Summary (p41)

  • Three ways to start your piece: mini-seminar, main finding, or what’s different.
  • Summarise relavant important previous work
  • Put your results in context
  • Mention doubts, weaknesses, and confounders
  • Three ways of ending: problem solved, more research is needed, or uncertainty remains.


From San Francisco Edit: http://www.sfedit.net/discussion.pdf

  • Organize the Discussion from the specific to the general: your findings to the literature, to theory, to practice.
  • Use the same key terms, the same verb tense (present tense), and the same point of view that you used when posing the questions in the Introduction.
  • Begin by re-stating the hypothesis you were testing and answering the questions posed in the introduction.
  • Support the answers with the results. Explain how your results relate to expectations and to the literature, clearly stating why they are acceptable and how they are consistent or fit in with previously published knowledge on the topic.
  • Address all the results relating to the questions, regardless of whether or not the findings were statistically significant.
  • Describe the patterns, principles, and relationships shown by each major finding/result and put them in perspective. The sequencing of providing this information is important; first state the answer, then the relevant results, then cite the work of others. If necessary, point the reader to a figure or table to enhance the “story”.
  • Defend your answers, if necessary, by explaining both why your answer is satisfactory and why others are not. Only by giving both sides to the argument can you make your explanation convincing.
  • Discuss and evaluate conflicting explanations of the results. This is the sign of a good discussion.
  • Discuss any unexpected findings. When discussing an unexpected finding, begin the paragraph with the finding and then describe it.
  • Identify potential limitations and weaknesses and comment on the relative importance of these to your interpretation of the results and how they may affect the validity of the findings. When identifying limitations and weaknesses, avoid using an apologetic tone.
  • Summarize concisely the principal implications of the findings, regardless of statistical significance.
  • Provide recommendations (no more than two) for further research. Do not offer suggestions which could have been easily addressed within the study, as this shows there has been inadequate examination and interpretation of the data.
  • Explain how the results and conclusions of this study are important and how they influence our knowledge or understanding of the problem being examined.
  • In your writing of the Discussion, discuss everything, but be concise, brief, and specific.


Step 3. come up with a titaliting Title (p43)

  • Concise and precise
  • Informative and descriptive
  • Not misleading or unrepresentative
  • Words appropriate for classification
  • Interesting, not dull


Step 4. write a clear and interesting Abstract

Start preparing the paper by writing the abstract if you do not have a clear outline of the paper or leave the abstract till last if you already have a clear idea and you want to make sure the abstract completely covers the paper.

  • Check the maximum number of words ,(mostly between 200 – 300)
  • Keep it simple and comprehensive (p46)
  • Check for consistency: the abstract should reflect the paper and describe your message succinctly and accurately.

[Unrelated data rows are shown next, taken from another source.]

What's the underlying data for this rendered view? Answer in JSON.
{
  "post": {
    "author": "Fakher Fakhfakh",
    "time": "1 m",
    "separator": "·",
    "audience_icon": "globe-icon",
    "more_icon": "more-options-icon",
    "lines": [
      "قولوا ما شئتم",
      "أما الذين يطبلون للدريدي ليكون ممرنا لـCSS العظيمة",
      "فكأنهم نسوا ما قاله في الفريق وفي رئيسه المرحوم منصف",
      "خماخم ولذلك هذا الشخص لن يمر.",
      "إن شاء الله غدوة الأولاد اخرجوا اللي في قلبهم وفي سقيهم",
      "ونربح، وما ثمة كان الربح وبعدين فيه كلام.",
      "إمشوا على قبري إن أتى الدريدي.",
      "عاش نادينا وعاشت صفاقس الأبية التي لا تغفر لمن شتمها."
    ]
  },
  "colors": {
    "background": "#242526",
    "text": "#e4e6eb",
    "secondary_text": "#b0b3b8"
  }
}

Do the objectives described in the abstract match those in the paper?
  • State your hypothesis or method used in the first sentence.
  • Omit background information, literature review, and detailed description of methods. (http://www.sfedit.net/abstract.pdf )
  • Remove extra words and phrases
  • Revise the paragraph so that the abstract conveys only the essential information.

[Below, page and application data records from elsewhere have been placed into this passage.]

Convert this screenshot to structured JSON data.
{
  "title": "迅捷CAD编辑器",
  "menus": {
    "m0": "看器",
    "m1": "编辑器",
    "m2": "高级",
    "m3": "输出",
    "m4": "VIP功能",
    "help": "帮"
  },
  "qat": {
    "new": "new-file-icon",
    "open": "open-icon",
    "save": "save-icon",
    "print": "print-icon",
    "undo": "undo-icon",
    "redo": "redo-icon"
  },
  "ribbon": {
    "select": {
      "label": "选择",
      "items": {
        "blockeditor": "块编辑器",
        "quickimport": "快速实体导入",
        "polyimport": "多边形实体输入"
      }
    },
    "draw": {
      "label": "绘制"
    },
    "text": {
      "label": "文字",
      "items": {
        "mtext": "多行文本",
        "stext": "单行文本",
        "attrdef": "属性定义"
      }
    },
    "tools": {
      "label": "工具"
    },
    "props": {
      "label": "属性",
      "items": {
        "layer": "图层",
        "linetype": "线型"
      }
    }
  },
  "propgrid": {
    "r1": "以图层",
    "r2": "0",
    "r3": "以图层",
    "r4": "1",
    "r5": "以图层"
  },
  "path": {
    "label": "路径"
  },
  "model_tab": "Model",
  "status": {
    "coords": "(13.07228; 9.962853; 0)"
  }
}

Step 5 add Authors

First the person who wrote the paper, second and third authors: significant contributors, last one is mostly the heavy weight and guarantor. (can vary).

Monday, 7 January 2008

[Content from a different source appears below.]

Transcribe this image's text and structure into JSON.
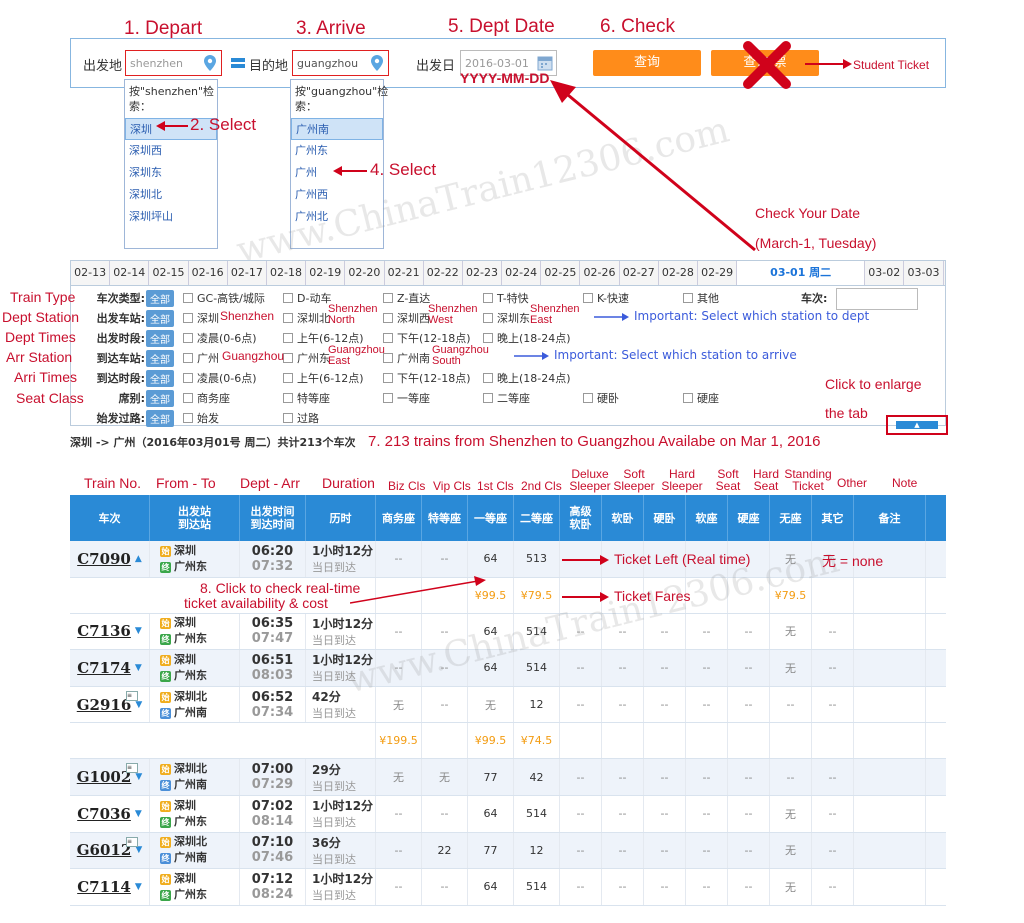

powering up for 2008


Two weeks without a digital connection? Yes, it is still possible and nice to get some time off. I even got my old notebooks (the paper ones) out of the closet and started rewriting some old stories.

yawning, stretching, thinking, organizing for a new 2008.

Happy New Year and a great and inspiring eLearning year!!